The establishment and growth of a community of potential cross-collaborators is essential for rapidly expanding the scope of parasite data and incorporation into ecological research. Further, the existence of a collaborative community of parasitologists and ecologists can help launch new initiatives to pair rigorous taxonomic training with novel molecular approaches, and to catalyze training of a new generation of scientists who are uniquely equipped to capitalize on available and forthcoming collections of parasites. By bringing together people and existing databases and resources, this platform would enhance access to the expertise, approaches, and data needed to facilitate inclusion of parasites into ecological research.

Conclusions

In the systems where they are best studied, parasites are known to play major roles in the dynamics and persistence of populations as well as the structure and stability of communities and ecosystems (e.g., Dobson and Hudson 1992, Hudson et al. 1992, Mouritsen and Poulin 2002, Lafferty et al. 2006, Kuris et al. 2008, Holdo et al. 2009, Ezenwa et al. 2010, Sutherland et al. 2016, Monello et al. 2017). In the future, parasites may mediate or determine responses to environmental change, across ecological scales. Further, increasing evidence suggests that parasites are themselves responsive to environmental changes and sensitive to co-extinctions (Farrell et al. 2015, Spencer and Zuk 2016, Cizauskas et al. 2017). Thus, timely attention to their influence is critical for accurately predicting future ecological states. In short, ecologists should collect infection data to improve ecological understanding.

Acknowledgments

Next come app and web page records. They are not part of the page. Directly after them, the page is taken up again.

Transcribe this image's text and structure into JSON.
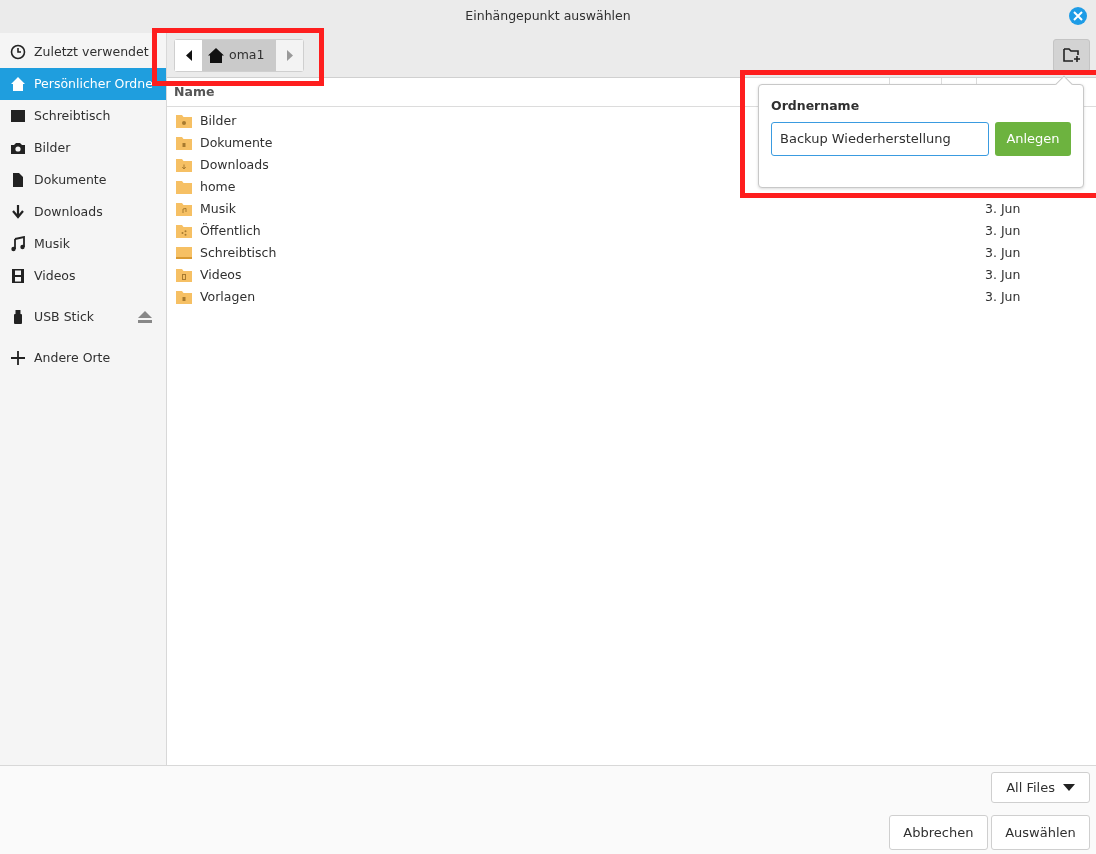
{
  "window": {
    "title": "Einhängepunkt auswählen"
  },
  "sidebar": {
    "places": [
      {
        "label": "Zuletzt verwendet",
        "kind": "clock",
        "selected": false
      },
      {
        "label": "Persönlicher Ordne",
        "kind": "home",
        "selected": true
      },
      {
        "label": "Schreibtisch",
        "kind": "desktop",
        "selected": false
      },
      {
        "label": "Bilder",
        "kind": "camera",
        "selected": false
      },
      {
        "label": "Dokumente",
        "kind": "document",
        "selected": false
      },
      {
        "label": "Downloads",
        "kind": "download",
        "selected": false
      },
      {
        "label": "Musik",
        "kind": "music",
        "selected": false
      },
      {
        "label": "Videos",
        "kind": "film",
        "selected": false
      }
    ],
    "devices": [
      {
        "label": "USB Stick",
        "kind": "usb",
        "ejectable": true
      }
    ],
    "other": [
      {
        "label": "Andere Orte",
        "kind": "plus",
        "selected": false
      }
    ]
  },
  "path_bar": {
    "segments": [
      {
        "label": "oma1",
        "kind": "home",
        "selected": true
      }
    ]
  },
  "file_list": {
    "columns": [
      "Name"
    ],
    "rows": [
      {
        "name": "Bilder",
        "kind": "camera"
      },
      {
        "name": "Dokumente",
        "kind": "document"
      },
      {
        "name": "Downloads",
        "kind": "download"
      },
      {
        "name": "home",
        "kind": "plain"
      },
      {
        "name": "Musik",
        "kind": "music",
        "modified": "3. Jun"
      },
      {
        "name": "Öffentlich",
        "kind": "share",
        "modified": "3. Jun"
      },
      {
        "name": "Schreibtisch",
        "kind": "desktop",
        "modified": "3. Jun"
      },
      {
        "name": "Videos",
        "kind": "film",
        "modified": "3. Jun"
      },
      {
        "name": "Vorlagen",
        "kind": "document",
        "modified": "3. Jun"
      }
    ]
  },
  "new_folder_popover": {
    "label": "Ordnername",
    "value": "Backup Wiederherstellung",
    "button": "Anlegen"
  },
  "filter": {
    "value": "All Files"
  },
  "buttons": [
    "Abbrechen",
    "Auswählen"
  ],
  "annotations": [
    {
      "kind": "frame"
    },
    {
      "kind": "frame"
    }
  ]
}
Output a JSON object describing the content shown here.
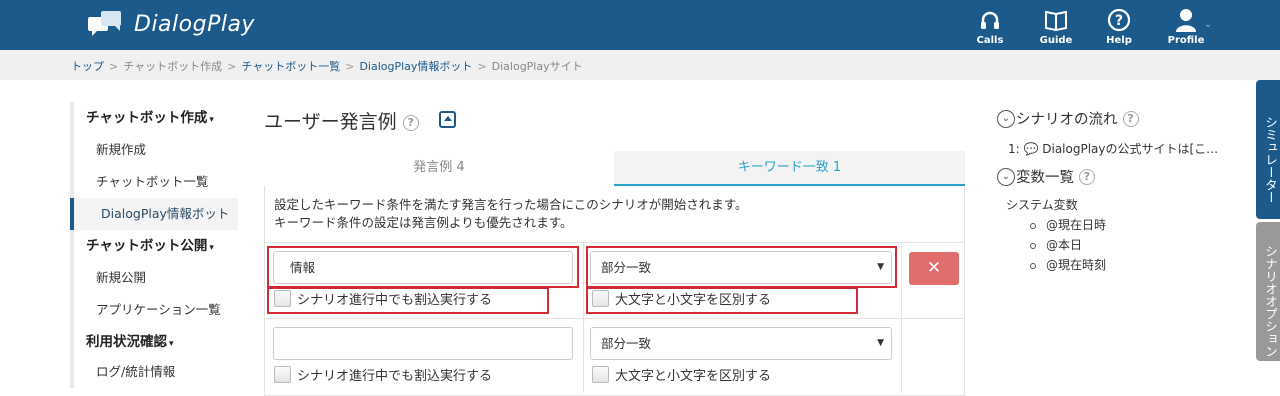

We thank the Odum School of Ecology community for fostering the spirit of collaboration that underlies this work. We thank Dr. Kim Mouritsen for sharing data. We are grateful to Dawn Satterfield, Roger Satterfield, and Dr. Andrea Graham for providing housing for working group meetings. D.A.S. was supported by the James Smithson Fellowship and the David and Joan Challinor Fellowship at the Smithsonian National Zoo. A-L.M.G. was supported by a National Science Foundation Postdoctoral Research Fellowship in Biology and a Tula Foundation fellowship. Publication costs were covered by S.A.B.'s funding from the Keck Science Department of Claremont McKenna, Pitzer, and Scripps Colleges. All authors declare no conflicts of interest.